With the advent of the "new leaf" for Arch, I figure it's time to explain, to those of you who don't know me that well, how I go about this development thing.
See, I have one defining principle that is covered pretty well in the Python Philosophy.
Now is better than never.
Really, this is a simplification of Pareto's principle - also known as the 80/20 rule.
See, I am a strong supporter that completing 80% of the work that is "easy" as soon as possible and in a functional manner, is far better than waiting for 100% completion.
To make this an analogy: If I were building a house and it's the only shelter I had, I would rush to at least get the roof up. That's just a small portion of the work, but it is functional - I could sleep under it and all that fun stuff.
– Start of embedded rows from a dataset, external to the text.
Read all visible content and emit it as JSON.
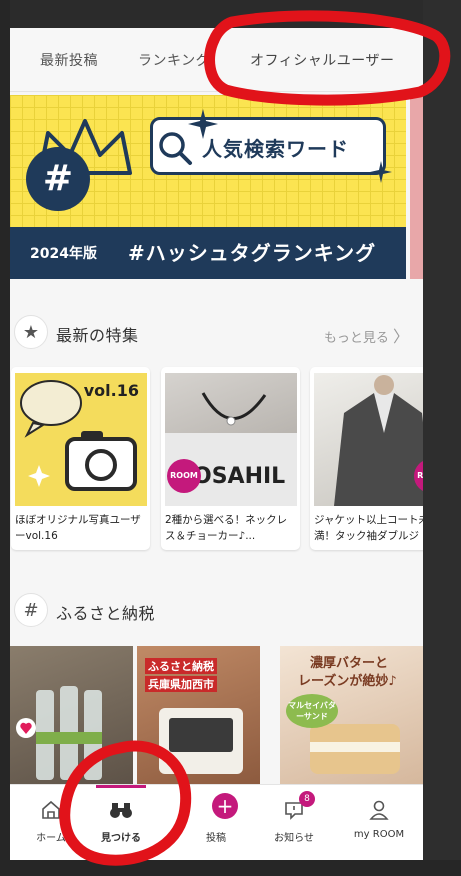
{
  "tabs": [
    {
      "label": "最新投稿"
    },
    {
      "label": "ランキング"
    },
    {
      "label": "オフィシャルユーザー"
    }
  ],
  "banner": {
    "title": "人気検索ワード",
    "year": "2024年版",
    "subtitle": "#ハッシュタグランキング",
    "icon_glyph": "#"
  },
  "feature_section": {
    "icon": "star-icon",
    "title": "最新の特集",
    "more": "もっと見る"
  },
  "feature_cards": [
    {
      "text": "ほぼオリジナル写真ユーザーvol.16",
      "badge": "vol.16",
      "icon": "camera-icon"
    },
    {
      "text": "2種から選べる！ネックレス＆チョーカー♪...",
      "badge": "ROOM Style"
    },
    {
      "text": "ジャケット以上コート未満！タック袖ダブルジ",
      "badge": "ROOM Style"
    }
  ],
  "furusato_section": {
    "icon": "hash-icon",
    "title": "ふるさと納税"
  },
  "furusato_labels": {
    "img2_line1": "ふるさと納税",
    "img2_line2": "兵庫県加西市",
    "img3_line1": "濃厚バターと",
    "img3_line2": "レーズンが絶妙♪",
    "img3_badge": "マルセイバターサンド"
  },
  "nav": [
    {
      "label": "ホーム",
      "icon": "home-icon"
    },
    {
      "label": "見つける",
      "icon": "binoculars-icon"
    },
    {
      "label": "投稿",
      "icon": "plus-icon"
    },
    {
      "label": "お知らせ",
      "icon": "bell-icon",
      "count": "8"
    },
    {
      "label": "my ROOM",
      "icon": "person-icon"
    }
  ],
  "colors": {
    "accent": "#c4197c",
    "annotation": "#e1131a",
    "banner_yellow": "#fbe451",
    "banner_navy": "#1f3a5a"
  }
}
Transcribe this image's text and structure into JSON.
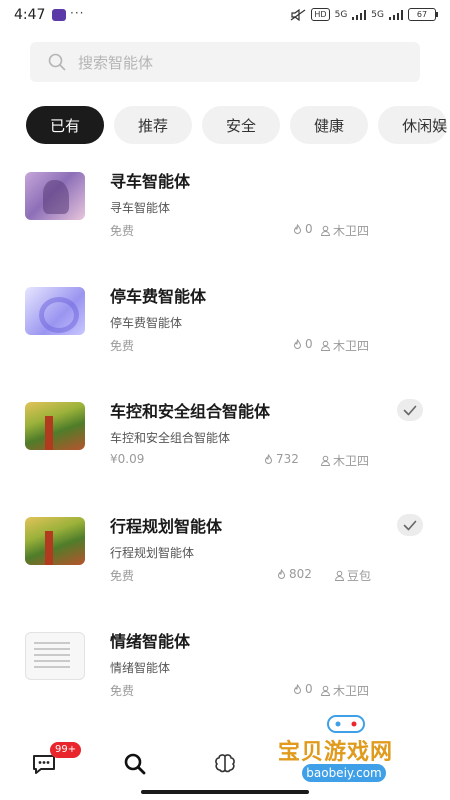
{
  "status_bar": {
    "time": "4:47",
    "dots": "···",
    "hd_label": "HD",
    "net1": "5G",
    "net2": "5G",
    "battery": "67"
  },
  "search": {
    "placeholder": "搜索智能体"
  },
  "categories": [
    {
      "label": "已有",
      "active": true
    },
    {
      "label": "推荐",
      "active": false
    },
    {
      "label": "安全",
      "active": false
    },
    {
      "label": "健康",
      "active": false
    },
    {
      "label": "休闲娱",
      "active": false
    }
  ],
  "agents": [
    {
      "title": "寻车智能体",
      "desc": "寻车智能体",
      "price": "免费",
      "uses": "0",
      "author": "木卫四",
      "checked": false,
      "thumb": "purple-creature-image"
    },
    {
      "title": "停车费智能体",
      "desc": "停车费智能体",
      "price": "免费",
      "uses": "0",
      "author": "木卫四",
      "checked": false,
      "thumb": "violet-coin-image"
    },
    {
      "title": "车控和安全组合智能体",
      "desc": "车控和安全组合智能体",
      "price": "¥0.09",
      "uses": "732",
      "author": "木卫四",
      "checked": true,
      "thumb": "autumn-tree-image"
    },
    {
      "title": "行程规划智能体",
      "desc": "行程规划智能体",
      "price": "免费",
      "uses": "802",
      "author": "豆包",
      "checked": true,
      "thumb": "autumn-tree-image"
    },
    {
      "title": "情绪智能体",
      "desc": "情绪智能体",
      "price": "免费",
      "uses": "0",
      "author": "木卫四",
      "checked": false,
      "thumb": "document-preview-image"
    }
  ],
  "tab_bar": {
    "message_badge": "99+",
    "tabs": [
      "message-icon",
      "search-icon",
      "brain-icon"
    ]
  },
  "watermark": {
    "text": "宝贝游戏网",
    "url": "baobeiy.com"
  },
  "colors": {
    "active_chip": "#1b1b1b",
    "badge_red": "#e8262b",
    "chip_bg": "#f1f1f1"
  }
}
When I try to explain this to people, I describe it like molding clay. If you are sculpting a 1:1 scale human being, out of clay, you don't start on just the ear, make it perfect, move to the cheek, make it perfect, etc. No. You take a lump and make it look kinda like a human, maybe add some small details, go over it with another pass, add some muscle definition, another pass to clean up some things and fix inaccuracies, and another pass for fine details.
This is how I attack these things.
You don't need a perfect fool-proof plan. It's impossible to make something fool-proof, because fools are so ingenious. Someone will always piss in your proverbial cereal. Accept it. Accept that 80% is just as good. Accept that the ear doesn't need to be perfectly defined right away.